## Records to process

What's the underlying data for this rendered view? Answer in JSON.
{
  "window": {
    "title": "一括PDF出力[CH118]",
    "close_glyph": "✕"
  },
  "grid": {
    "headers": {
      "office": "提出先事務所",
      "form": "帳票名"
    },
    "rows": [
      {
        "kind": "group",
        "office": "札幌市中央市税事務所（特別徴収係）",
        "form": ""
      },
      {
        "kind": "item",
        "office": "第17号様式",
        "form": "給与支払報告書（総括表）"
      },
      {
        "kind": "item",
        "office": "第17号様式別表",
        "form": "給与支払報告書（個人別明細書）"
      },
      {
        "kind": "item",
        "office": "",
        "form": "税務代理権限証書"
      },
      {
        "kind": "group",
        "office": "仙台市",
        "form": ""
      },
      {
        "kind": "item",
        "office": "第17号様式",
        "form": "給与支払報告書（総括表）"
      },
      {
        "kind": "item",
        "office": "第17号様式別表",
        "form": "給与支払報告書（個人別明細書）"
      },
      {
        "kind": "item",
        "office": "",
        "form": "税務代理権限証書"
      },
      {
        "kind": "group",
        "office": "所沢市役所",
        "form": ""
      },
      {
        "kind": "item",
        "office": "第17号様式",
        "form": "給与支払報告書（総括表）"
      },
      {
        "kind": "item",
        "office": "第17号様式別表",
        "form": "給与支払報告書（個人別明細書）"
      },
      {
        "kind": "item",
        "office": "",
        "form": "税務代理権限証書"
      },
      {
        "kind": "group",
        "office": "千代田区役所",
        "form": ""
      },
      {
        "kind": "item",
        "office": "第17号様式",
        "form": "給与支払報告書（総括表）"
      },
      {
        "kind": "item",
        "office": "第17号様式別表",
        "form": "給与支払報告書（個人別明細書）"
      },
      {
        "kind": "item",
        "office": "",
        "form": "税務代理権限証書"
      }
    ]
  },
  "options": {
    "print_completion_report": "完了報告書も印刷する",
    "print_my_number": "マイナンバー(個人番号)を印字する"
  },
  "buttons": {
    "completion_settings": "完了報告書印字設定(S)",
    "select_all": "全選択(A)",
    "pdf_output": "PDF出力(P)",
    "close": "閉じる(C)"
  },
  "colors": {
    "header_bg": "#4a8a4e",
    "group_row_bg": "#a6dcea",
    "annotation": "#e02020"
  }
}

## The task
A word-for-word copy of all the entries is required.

## The answer
What's the underlying data for this rendered view? Answer in JSON.
{
  "window": {
    "title": "一括PDF出力[CH118]",
    "close_glyph": "✕"
  },
  "grid": {
    "headers": {
      "office": "提出先事務所",
      "form": "帳票名"
    },
    "rows": [
      {
        "kind": "group",
        "office": "札幌市中央市税事務所（特別徴収係）",
        "form": ""
      },
      {
        "kind": "item",
        "office": "第17号様式",
        "form": "給与支払報告書（総括表）"
      },
      {
        "kind": "item",
        "office": "第17号様式別表",
        "form": "給与支払報告書（個人別明細書）"
      },
      {
        "kind": "item",
        "office": "",
        "form": "税務代理権限証書"
      },
      {
        "kind": "group",
        "office": "仙台市",
        "form": ""
      },
      {
        "kind": "item",
        "office": "第17号様式",
        "form": "給与支払報告書（総括表）"
      },
      {
        "kind": "item",
        "office": "第17号様式別表",
        "form": "給与支払報告書（個人別明細書）"
      },
      {
        "kind": "item",
        "office": "",
        "form": "税務代理権限証書"
      },
      {
        "kind": "group",
        "office": "所沢市役所",
        "form": ""
      },
      {
        "kind": "item",
        "office": "第17号様式",
        "form": "給与支払報告書（総括表）"
      },
      {
        "kind": "item",
        "office": "第17号様式別表",
        "form": "給与支払報告書（個人別明細書）"
      },
      {
        "kind": "item",
        "office": "",
        "form": "税務代理権限証書"
      },
      {
        "kind": "group",
        "office": "千代田区役所",
        "form": ""
      },
      {
        "kind": "item",
        "office": "第17号様式",
        "form": "給与支払報告書（総括表）"
      },
      {
        "kind": "item",
        "office": "第17号様式別表",
        "form": "給与支払報告書（個人別明細書）"
      },
      {
        "kind": "item",
        "office": "",
        "form": "税務代理権限証書"
      }
    ]
  },
  "options": {
    "print_completion_report": "完了報告書も印刷する",
    "print_my_number": "マイナンバー(個人番号)を印字する"
  },
  "buttons": {
    "completion_settings": "完了報告書印字設定(S)",
    "select_all": "全選択(A)",
    "pdf_output": "PDF出力(P)",
    "close": "閉じる(C)"
  },
  "colors": {
    "header_bg": "#4a8a4e",
    "group_row_bg": "#a6dcea",
    "annotation": "#e02020"
  }
}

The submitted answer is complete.